Fluid interfaces deform soft particles

Fluid interfaces deform soft particles
3D imaging of microgels adsorbed at a hexadecane-water interface.(A) Top: Sketch of the measurement configuration for AFM imaging at the interface between water (subphase) and hexadecane (top phase). Bottom: AFM height image of a microgel monolayer visualized from the oil side. (B) Top: Sketch of the complementary measurement configuration with hexadecane as the subphase and water as the top phase. Bottom: AFM height image of a microgel monolayer visualized from the water side. The color bar indicates height variations relative to the lowest point in the image taken as zero. Scale bars, 1 μm. (C and D) Mean height profiles of isolated adsorbed microgels imaged from the oil (C) and the water (D) side, respectively (corresponding AFM images in fig. S2). The shaded regions correspond to the SDs of the height profiles calculated on at least 10 particles. (E) Reconstructed 3D profile across the interface. The gray rectangle indicates the interface plane. Credit: Science Advances (2022). DOI: 10.1126/sciadv.abq2019

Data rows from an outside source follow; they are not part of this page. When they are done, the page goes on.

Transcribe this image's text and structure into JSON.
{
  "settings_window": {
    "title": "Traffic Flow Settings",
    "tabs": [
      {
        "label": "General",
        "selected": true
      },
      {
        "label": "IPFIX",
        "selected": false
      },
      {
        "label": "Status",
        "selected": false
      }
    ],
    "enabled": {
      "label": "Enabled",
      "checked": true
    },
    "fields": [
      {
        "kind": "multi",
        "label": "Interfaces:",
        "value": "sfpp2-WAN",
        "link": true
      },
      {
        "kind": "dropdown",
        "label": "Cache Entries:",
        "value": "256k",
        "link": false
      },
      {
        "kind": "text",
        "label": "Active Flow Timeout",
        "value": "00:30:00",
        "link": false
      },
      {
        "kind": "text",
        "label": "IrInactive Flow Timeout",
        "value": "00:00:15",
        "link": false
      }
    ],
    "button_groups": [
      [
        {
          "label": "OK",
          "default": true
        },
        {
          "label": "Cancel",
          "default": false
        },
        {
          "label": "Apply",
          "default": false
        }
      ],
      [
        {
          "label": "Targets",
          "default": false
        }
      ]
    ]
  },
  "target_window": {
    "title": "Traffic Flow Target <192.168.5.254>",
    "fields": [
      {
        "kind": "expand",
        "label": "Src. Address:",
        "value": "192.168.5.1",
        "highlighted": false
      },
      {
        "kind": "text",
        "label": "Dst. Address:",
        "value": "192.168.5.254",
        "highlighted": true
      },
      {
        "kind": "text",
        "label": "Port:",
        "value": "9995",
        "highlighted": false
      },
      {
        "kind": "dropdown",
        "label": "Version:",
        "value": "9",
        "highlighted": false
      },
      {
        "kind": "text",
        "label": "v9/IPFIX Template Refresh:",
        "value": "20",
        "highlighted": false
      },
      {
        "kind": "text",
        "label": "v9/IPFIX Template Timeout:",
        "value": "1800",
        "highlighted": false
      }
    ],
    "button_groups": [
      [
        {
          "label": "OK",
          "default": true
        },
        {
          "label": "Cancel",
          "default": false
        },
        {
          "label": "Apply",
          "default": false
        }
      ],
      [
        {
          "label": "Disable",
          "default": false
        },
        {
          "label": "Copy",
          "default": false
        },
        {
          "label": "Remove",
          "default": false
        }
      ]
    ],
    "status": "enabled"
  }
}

Researchers in the Laboratory for Soft Materials and Interfaces show a new atomic force microscopy method to image the full 3D shape of soft particles adsorbed at fluid interfaces.

Soft hydrogel particles, also known as microgels, are promising building blocks for owing to their response to , such as pH, temperature, light and compression.

In particular, they have shown impact in the stabilization of emulsions and foams and as elements for the micro-patterning of surfaces. At the core of these aspects lies their softness, i.e. their ability to reconfigure their shape under different conditions, especially at fluid interfaces, where can deform them.

So far, a full in-situ reconstruction of the 3D shape of microgels adsorbed at oil-water interfaces remained elusive. Two postdocs in the group of Prof. Isa, Dr. Jacopo Vialetto and Dr. Shivaprakash Ramakrishna, have applied quantitative atomic force microscopy imaging to resolve the full 3Dshape of different types of microgels at different interfaces and temperatures.

The results show an unprecedented degree of insights in the conformation that these particles take upon interfacial adsorption and reveal new aspects of the design of soft particles as stabilizers.

The research was published in Science Advances.

More information: Jacopo Vialetto et al, In situ imaging of the three-dimensional shape of soft responsive particles at fluid interfaces by atomic force microscopy, Science Advances (2022). DOI: 10.1126/sciadv.abq2019

Journal information: Science Advances

Provided by ETH Zurich

Citation: Fluid interfaces deform soft particles (2022, November 10) retrieved 26 January 2023 from https://phys.org/news/2022-11-fluid-interfaces-deform-soft-particles.html
This document is subject to copyright. Apart from any fair dealing for the purpose of private study or research, no part may be reproduced without the written permission. The content is provided for information purposes only.

Explore further

Uncovering microgel mysteries

3 shares

Feedback to editors